Oral administration of MBT to pregnant rabbits at a level of 300 mg/kg/day induced maternal toxicity as expressed by slightly reduced body weight gain during treatment and slightly elevated liver weight, absolute or relative to final body weight. This toxicity became apparent upon visual inspection of individual body weight gain data particularly during the last days of treatment (gestation days 15-19) for this group when compared to the control group. During this period, six treated does had body weight losses greater than 150 grams while no control dam lost this magnitude of body weight. Lower dosage levels of MBT (50 and 150 mg/kg/day) did not produce any evidence of maternal toxicity. A single abortion was noted in the 150 mg/kg/day group on gestation day 19 and a premature delivery occurred in the 300 mg/kg/day group on gestation day 29, prior to the scheduled cesarean section. A single incidence of abortion was noted in the range-finding study at levels of 600 and 1000 mg/kg/day. However, the biological and toxicological significance of the abortion and premature delivery in the present study is equivocal, knowing that: abortions or premature deliveries are common in rabbits; a dose-related pattern was not evident (in particular, the time of occurrence); abortions were not noted in the range-finding study at levels of 150 or 300 mg/kg/day (2). One rabbit in the 300 mg/kg/day group died on gestation day 13. Postmortem findings indicated that the death occurred following an intubation error (semi-solid yellow contents in trachea).

The administration of MBT during the critical period organogenesis at dose levels of 50, 150, or 300 mg/kg/day did not induce any developmental toxicity or teratogenicity, in that all fetal data, including viability, mean body weight, malformations, and variations were comparable between the MBT and control groups.

In conclusion, oral administration of 50, 150, or 300 mg/kg/day of

MBT to pregnant New Zealand White rabbits during major organogenesis did not induce any developmental toxicity or teratogenicity.
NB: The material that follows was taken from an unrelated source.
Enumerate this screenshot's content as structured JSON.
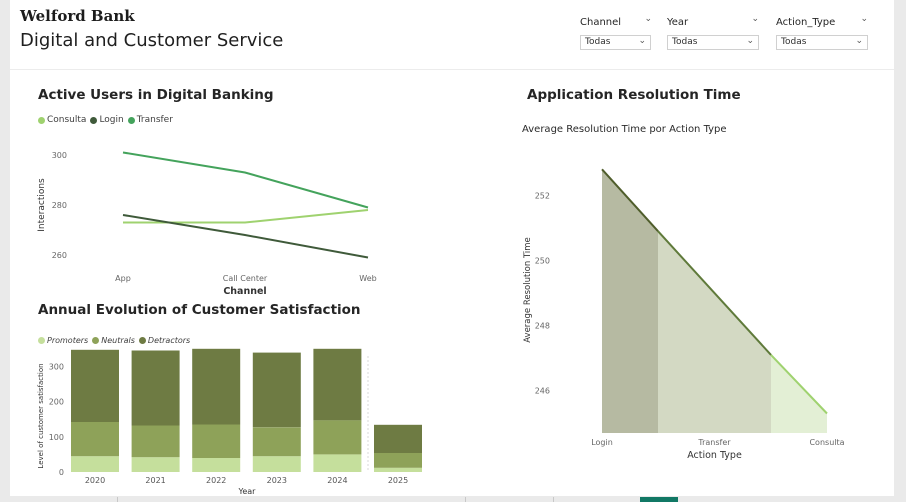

Maternal toxicity was evident only at a level of 300 mg/kg/day as slightly decreased body weight gain and slightly elevated liver weight.

Applicant's summary and conclusion